April 13, 2005


The other night, we saw a Harvard student production of Carousel, the 1945 Rodgers and Hammerstein classic.

It's a very strange show, when you come right down to it. I hadn't seen it since high school -- I missed the Broadway revival a couple of years back. In high school, I didn't really appreciate how strangely pessimistic this show is, despite all its sunny tunes. After all, this is a show about abusive relationships and ill-matched marriages, about an unusually intelligent young millworker who marries a wife-beater and her unimaginative, dim pal who marries a nebbish.

Common sense may tell you
That the ending will be sad,
And now's the time to break and run away.
But what's the use of wond'ring
If the ending will be sad?
There's nothing more to say.

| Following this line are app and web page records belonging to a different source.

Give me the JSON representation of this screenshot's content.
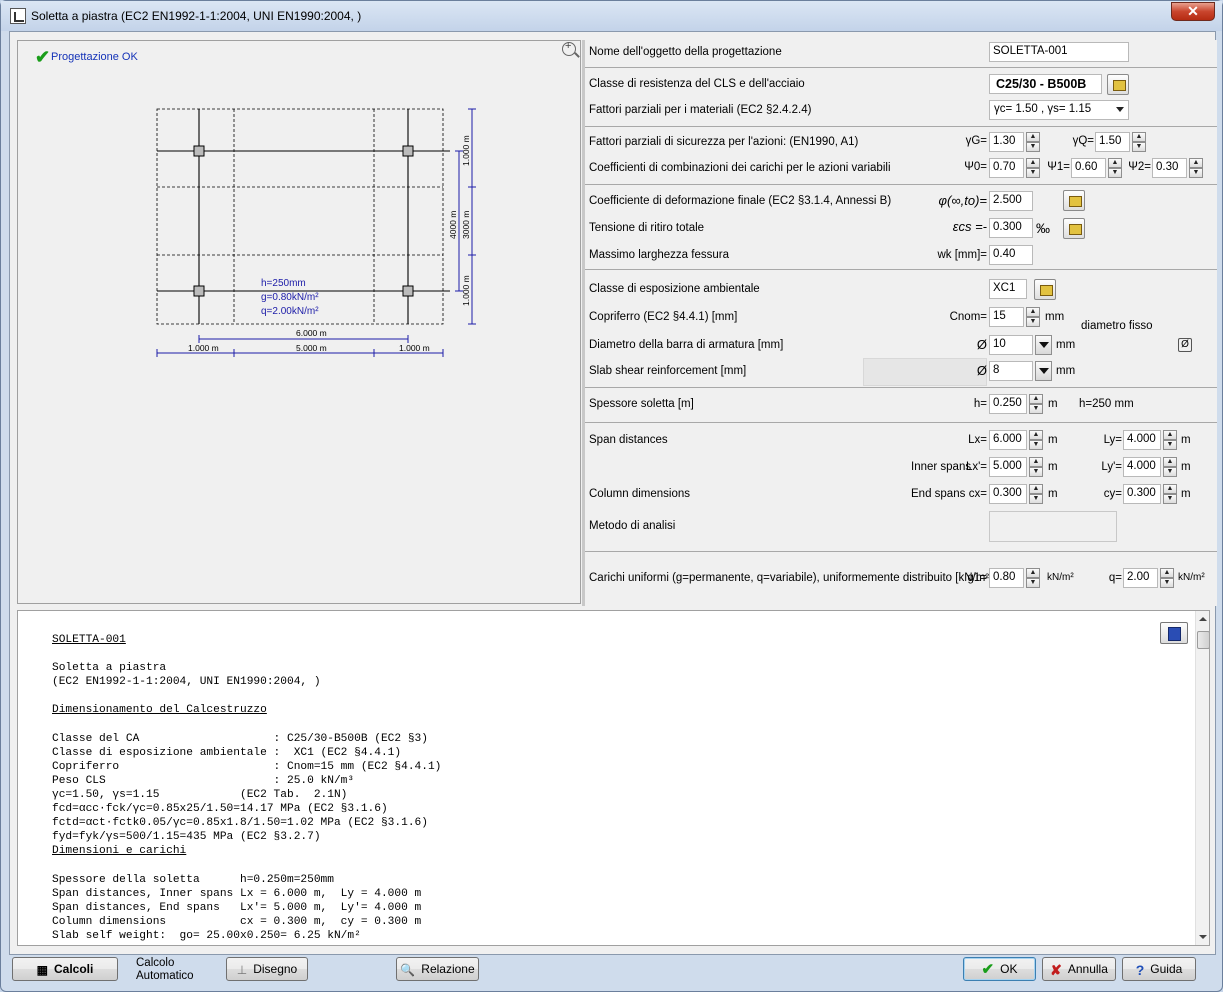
{
  "window": {
    "title": "Soletta a piastra (EC2 EN1992-1-1:2004, UNI EN1990:2004, )",
    "close_symbol": "✕"
  },
  "status": {
    "text": "Progettazione OK",
    "color": "#1a9d1a"
  },
  "drawing": {
    "slab_label_h": "h=250mm",
    "slab_label_g": "g=0.80kN/m²",
    "slab_label_q": "q=2.00kN/m²",
    "dim_total_x": "6.000 m",
    "dim_x_left": "1.000 m",
    "dim_x_mid": "5.000 m",
    "dim_x_right": "1.000 m",
    "dim_y_top": "1.000 m",
    "dim_y_total": "4000 m",
    "dim_y_mid": "3000 m",
    "dim_y_bottom": "1.000 m"
  },
  "form": {
    "object_name_label": "Nome dell'oggetto della progettazione",
    "object_name_value": "SOLETTA-001",
    "strength_class_label": "Classe di resistenza del CLS e dell'acciaio",
    "strength_class_value": "C25/30 - B500B",
    "material_factors_label": "Fattori parziali per i materiali (EC2 §2.4.2.4)",
    "material_factors_value": "γc= 1.50 , γs= 1.15",
    "safety_factors_label": "Fattori parziali di sicurezza per l'azioni: (EN1990, A1)",
    "gammaG_label": "γG=",
    "gammaG_value": "1.30",
    "gammaQ_label": "γQ=",
    "gammaQ_value": "1.50",
    "combination_label": "Coefficienti di combinazioni dei carichi per le azioni variabili",
    "psi0_label": "Ψ0=",
    "psi0_value": "0.70",
    "psi1_label": "Ψ1=",
    "psi1_value": "0.60",
    "psi2_label": "Ψ2=",
    "psi2_value": "0.30",
    "creep_label": "Coefficiente di deformazione finale (EC2 §3.1.4, Annessi B)",
    "creep_symbol": "φ(∞,tο)=",
    "creep_value": "2.500",
    "shrinkage_label": "Tensione di ritiro totale",
    "shrinkage_symbol": "εcs =-",
    "shrinkage_value": "0.300",
    "shrinkage_unit": "‰",
    "crack_label": "Massimo larghezza fessura",
    "crack_symbol": "wk [mm]=",
    "crack_value": "0.40",
    "exposure_label": "Classe di esposizione ambientale",
    "exposure_value": "XC1",
    "cover_label": "Copriferro (EC2 §4.4.1) [mm]",
    "cover_symbol": "Cnom=",
    "cover_value": "15",
    "cover_unit": "mm",
    "fixed_diameter_label": "diametro fisso",
    "bar_diameter_label": "Diametro della barra di armatura [mm]",
    "bar_diameter_symbol": "Ø",
    "bar_diameter_value": "10",
    "bar_diameter_unit": "mm",
    "fixed_diameter_icon": "Ø",
    "shear_label": "Slab shear reinforcement [mm]",
    "shear_symbol": "Ø",
    "shear_value": "8",
    "shear_unit": "mm",
    "thickness_label": "Spessore soletta [m]",
    "thickness_symbol": "h=",
    "thickness_value": "0.250",
    "thickness_unit": "m",
    "thickness_mm": "h=250 mm",
    "span_label": "Span distances",
    "lx_label": "Lx=",
    "lx_value": "6.000",
    "ly_label": "Ly=",
    "ly_value": "4.000",
    "inner_spans_label": "Inner spans",
    "lx1_label": "Lx'=",
    "lx1_value": "5.000",
    "ly1_label": "Ly'=",
    "ly1_value": "4.000",
    "column_label": "Column dimensions",
    "end_spans_label": "End spans",
    "cx_label": "cx=",
    "cx_value": "0.300",
    "cy_label": "cy=",
    "cy_value": "0.300",
    "method_label": "Metodo di analisi",
    "loads_label": "Carichi uniformi (g=permanente, q=variabile), uniformemente distribuito  [kN/m²]",
    "g1_label": "g1=",
    "g1_value": "0.80",
    "q_label": "q=",
    "q_value": "2.00",
    "unit_m": "m",
    "unit_kn": "kN/m²"
  },
  "report": {
    "title": "SOLETTA-001",
    "line1": "Soletta a piastra",
    "line2": "(EC2 EN1992-1-1:2004, UNI EN1990:2004, )",
    "section1": "Dimensionamento del Calcestruzzo",
    "body1": "Classe del CA                    : C25/30-B500B (EC2 §3)\nClasse di esposizione ambientale :  XC1 (EC2 §4.4.1)\nCopriferro                       : Cnom=15 mm (EC2 §4.4.1)\nPeso CLS                         : 25.0 kN/m³\nγc=1.50, γs=1.15            (EC2 Tab.  2.1N)\nfcd=αcc·fck/γc=0.85x25/1.50=14.17 MPa (EC2 §3.1.6)\nfctd=αct·fctk0.05/γc=0.85x1.8/1.50=1.02 MPa (EC2 §3.1.6)\nfyd=fyk/γs=500/1.15=435 MPa (EC2 §3.2.7)",
    "section2": "Dimensioni e carichi",
    "body2": "Spessore della soletta      h=0.250m=250mm\nSpan distances, Inner spans Lx = 6.000 m,  Ly = 4.000 m\nSpan distances, End spans   Lx'= 5.000 m,  Ly'= 4.000 m\nColumn dimensions           cx = 0.300 m,  cy = 0.300 m\nSlab self weight:  go= 25.00x0.250= 6.25 kN/m²"
  },
  "buttons": {
    "calc": "Calcoli",
    "auto_calc": "Calcolo\nAutomatico",
    "drawing": "Disegno",
    "report": "Relazione",
    "ok": "OK",
    "cancel": "Annulla",
    "help": "Guida"
  }
}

(Note the early pomo gesture: as we approach the mid-point of the last act and are wondering how this can possibly end well, the heroine starts to argue that is might not. Carousel famously ends in a realistic muddle; everyone remembers skipping the happy ending liberated music theater, but nobody seems to have much noticed this odd, early reflexive move. Routine today, perhaps, but this is 1945.)